We have set up a dedicated group to establish and build further on our relationships with sites and patient advocacy networks. We are often interested in patients who are living at home with earlier mild to moderate onset of neurodegenerative disease. Nursing networks provide nurses to go in and do home visits which can be very useful and contribute greatly towards patient retention. We are also working with patient advocacy groups, specialist websites for Alzheimer's and Parkinson's like the Michael J. Fox Foundation. It provides patients and their families with information and equips sites with training kits, as well-motivated patients and well-trained sites result in good outcomes. These organizations also have registries of on-going studies that patients can go into and look at studies in their area. We also partner with specialist central IRB groups that offer consultancy services by identifying people who are therapeutically aligned so that sponsors have access to experts who advise on new techniques and methodologies to simplify trials. For a Parkinson’s, study in which we were involved, we worked with an organization to set up a screening questionnaire in a database to which we gave investigators access. Investigators went through the questionnaire and assessed whether their patients were eligible. Doing this also helped pick out which exclusion or inclusion criteria might be prohibitive; this approach was seen to be more efficient than implementing a traditional screening log, and had the potential to reduce the number of protocol amendments, which is typically high for neurodegenerative trials.
Can you discuss an operational challenge you overcame with neurodegenerative studies?
We delivered a series of Phase II to III Alzheimer's studies with a sponsor; the nature of these studies was complex and involved many vendors. Additionally, there were numerous blood and CSF tests necessitating multiple labs, which introduced challenges, especially for sites. So, we addressed the complexities associated with the use of multiple vendors by streamlining operations; we established procedures for the sites to ship basic lab samples to a single receiving lab that would be responsible for processing and shipping samples to various specialty labs. To elaborate, the vendor was in charge of all the processing, splitting the samples, keeping duplicate aliquots, where necessary, and making sure the samples are packaged and stored per the protocol’s requirements. This alleviated site burden, contributed to protocol adherence and reduced mistakes.

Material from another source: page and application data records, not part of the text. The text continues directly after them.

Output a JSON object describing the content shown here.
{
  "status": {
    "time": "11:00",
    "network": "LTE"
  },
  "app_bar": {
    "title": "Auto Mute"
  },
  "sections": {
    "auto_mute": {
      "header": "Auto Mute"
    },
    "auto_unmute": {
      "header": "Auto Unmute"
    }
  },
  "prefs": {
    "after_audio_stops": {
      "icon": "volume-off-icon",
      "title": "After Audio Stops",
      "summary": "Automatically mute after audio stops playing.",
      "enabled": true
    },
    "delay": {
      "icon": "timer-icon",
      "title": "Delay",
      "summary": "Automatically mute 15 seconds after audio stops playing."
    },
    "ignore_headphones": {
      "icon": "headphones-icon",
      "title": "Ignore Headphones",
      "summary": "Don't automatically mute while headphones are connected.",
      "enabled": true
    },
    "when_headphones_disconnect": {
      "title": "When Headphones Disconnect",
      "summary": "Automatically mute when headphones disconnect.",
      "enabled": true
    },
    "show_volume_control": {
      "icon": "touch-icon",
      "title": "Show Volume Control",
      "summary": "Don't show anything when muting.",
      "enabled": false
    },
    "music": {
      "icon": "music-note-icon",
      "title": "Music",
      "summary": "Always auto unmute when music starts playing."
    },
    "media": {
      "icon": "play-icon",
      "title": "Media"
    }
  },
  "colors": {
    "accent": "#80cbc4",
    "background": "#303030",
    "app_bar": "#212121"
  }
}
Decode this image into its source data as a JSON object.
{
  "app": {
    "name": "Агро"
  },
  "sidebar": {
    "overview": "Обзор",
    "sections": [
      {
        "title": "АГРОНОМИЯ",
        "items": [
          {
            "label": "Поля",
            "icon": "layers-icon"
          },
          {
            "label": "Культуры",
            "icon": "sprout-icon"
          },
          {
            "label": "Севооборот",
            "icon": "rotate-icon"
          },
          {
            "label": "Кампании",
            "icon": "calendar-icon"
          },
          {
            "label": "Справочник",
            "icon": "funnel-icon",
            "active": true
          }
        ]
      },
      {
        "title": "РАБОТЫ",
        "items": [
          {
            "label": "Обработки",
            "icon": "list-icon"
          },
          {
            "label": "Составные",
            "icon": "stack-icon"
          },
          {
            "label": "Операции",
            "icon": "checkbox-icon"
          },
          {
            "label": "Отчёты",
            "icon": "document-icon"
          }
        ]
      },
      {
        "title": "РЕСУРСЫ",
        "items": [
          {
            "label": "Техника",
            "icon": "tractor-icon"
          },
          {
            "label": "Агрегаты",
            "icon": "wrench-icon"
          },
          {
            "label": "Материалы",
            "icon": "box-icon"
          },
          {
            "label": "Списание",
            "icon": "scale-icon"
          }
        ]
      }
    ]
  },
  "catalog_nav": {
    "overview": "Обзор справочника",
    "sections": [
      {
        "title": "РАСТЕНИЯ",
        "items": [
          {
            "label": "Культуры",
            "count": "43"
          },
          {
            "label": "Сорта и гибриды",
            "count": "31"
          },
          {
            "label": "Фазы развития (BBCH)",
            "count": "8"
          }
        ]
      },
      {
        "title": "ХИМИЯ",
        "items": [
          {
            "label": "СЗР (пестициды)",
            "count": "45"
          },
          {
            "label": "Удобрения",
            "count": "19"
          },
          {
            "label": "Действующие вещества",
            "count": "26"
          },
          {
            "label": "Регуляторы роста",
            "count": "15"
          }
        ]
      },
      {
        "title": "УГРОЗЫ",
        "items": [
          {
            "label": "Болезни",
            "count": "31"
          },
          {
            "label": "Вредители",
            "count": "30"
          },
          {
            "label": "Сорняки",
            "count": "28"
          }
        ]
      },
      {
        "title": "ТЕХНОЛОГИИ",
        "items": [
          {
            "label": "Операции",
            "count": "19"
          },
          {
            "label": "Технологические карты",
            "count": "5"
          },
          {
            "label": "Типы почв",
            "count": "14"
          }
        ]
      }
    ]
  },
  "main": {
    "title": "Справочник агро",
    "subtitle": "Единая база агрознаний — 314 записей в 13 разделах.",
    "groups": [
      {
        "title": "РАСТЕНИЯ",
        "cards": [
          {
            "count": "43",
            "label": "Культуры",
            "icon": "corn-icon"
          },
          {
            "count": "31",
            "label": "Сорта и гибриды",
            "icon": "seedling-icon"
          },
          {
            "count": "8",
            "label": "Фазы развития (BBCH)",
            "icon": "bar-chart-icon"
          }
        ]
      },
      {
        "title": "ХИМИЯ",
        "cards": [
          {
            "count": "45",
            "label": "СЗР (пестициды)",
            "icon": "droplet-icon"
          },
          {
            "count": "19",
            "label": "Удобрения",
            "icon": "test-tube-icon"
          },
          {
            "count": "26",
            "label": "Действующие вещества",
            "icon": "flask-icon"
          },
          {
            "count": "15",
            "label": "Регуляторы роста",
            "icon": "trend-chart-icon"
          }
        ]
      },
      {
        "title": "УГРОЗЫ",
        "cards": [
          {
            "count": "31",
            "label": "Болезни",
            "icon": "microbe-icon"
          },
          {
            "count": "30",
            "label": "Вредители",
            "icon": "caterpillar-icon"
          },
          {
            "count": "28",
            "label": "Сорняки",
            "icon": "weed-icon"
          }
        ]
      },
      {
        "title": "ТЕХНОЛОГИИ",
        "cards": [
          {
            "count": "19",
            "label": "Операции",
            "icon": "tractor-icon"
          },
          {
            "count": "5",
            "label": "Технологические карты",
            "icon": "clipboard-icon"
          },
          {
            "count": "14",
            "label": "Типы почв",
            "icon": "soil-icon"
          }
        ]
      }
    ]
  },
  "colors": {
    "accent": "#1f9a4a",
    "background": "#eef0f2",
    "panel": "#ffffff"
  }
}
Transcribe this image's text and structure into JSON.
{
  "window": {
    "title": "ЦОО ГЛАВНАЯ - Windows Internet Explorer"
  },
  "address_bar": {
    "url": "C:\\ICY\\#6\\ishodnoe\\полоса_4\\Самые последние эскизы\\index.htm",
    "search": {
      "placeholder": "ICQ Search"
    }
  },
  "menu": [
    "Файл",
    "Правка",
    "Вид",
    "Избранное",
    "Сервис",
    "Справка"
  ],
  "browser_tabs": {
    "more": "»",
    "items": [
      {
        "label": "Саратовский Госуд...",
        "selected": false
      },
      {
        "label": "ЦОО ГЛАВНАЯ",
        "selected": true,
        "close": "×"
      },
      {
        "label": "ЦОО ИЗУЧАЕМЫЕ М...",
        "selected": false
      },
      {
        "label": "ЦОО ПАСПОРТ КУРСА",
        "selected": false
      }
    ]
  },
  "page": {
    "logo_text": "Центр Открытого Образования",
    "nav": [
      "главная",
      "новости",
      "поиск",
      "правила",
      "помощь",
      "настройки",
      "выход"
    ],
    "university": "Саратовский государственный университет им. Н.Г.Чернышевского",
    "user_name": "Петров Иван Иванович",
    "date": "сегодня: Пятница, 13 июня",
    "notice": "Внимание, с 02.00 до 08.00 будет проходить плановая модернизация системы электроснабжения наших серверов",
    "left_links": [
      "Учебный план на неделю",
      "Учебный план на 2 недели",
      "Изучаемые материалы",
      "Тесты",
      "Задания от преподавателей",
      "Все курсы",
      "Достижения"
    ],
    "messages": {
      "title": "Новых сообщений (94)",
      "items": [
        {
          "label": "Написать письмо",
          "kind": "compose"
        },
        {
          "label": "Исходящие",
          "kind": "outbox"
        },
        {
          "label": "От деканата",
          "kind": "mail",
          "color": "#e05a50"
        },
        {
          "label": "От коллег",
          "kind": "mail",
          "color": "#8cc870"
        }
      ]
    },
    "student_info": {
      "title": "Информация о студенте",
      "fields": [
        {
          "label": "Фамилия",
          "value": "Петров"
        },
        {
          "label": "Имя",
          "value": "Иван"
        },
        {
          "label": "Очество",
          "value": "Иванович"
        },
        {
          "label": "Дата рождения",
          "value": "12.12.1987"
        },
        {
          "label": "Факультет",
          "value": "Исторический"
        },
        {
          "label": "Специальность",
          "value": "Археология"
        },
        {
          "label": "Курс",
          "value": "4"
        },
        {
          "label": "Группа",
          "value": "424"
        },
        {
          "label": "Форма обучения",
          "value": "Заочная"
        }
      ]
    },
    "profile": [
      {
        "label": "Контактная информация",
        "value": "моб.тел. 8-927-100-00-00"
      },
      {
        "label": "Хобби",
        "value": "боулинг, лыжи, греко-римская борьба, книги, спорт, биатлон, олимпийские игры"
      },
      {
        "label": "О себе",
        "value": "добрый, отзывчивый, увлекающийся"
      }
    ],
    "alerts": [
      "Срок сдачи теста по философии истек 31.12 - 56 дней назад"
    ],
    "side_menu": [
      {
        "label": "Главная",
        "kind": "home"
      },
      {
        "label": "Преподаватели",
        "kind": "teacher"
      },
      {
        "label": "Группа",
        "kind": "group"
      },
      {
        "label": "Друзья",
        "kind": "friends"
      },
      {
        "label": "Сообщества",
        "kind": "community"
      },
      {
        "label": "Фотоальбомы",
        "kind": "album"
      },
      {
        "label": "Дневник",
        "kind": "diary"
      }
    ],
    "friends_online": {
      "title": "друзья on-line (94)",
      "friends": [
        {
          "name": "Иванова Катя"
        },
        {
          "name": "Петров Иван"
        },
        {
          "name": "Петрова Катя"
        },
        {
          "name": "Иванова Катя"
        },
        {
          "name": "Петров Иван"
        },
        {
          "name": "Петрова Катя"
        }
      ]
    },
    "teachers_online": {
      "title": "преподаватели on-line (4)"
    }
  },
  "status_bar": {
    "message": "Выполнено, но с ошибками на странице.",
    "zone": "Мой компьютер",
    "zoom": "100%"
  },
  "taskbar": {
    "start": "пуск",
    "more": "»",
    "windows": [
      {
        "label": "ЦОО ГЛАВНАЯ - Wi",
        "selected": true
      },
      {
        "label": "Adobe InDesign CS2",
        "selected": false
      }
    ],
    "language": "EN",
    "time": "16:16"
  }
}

Moe Alsumidaie, MBA, MSF is Chief Data Scientist at Annex Clinical, and Editorial Advisory Board member for and regular contributor to Applied Clinical Trials.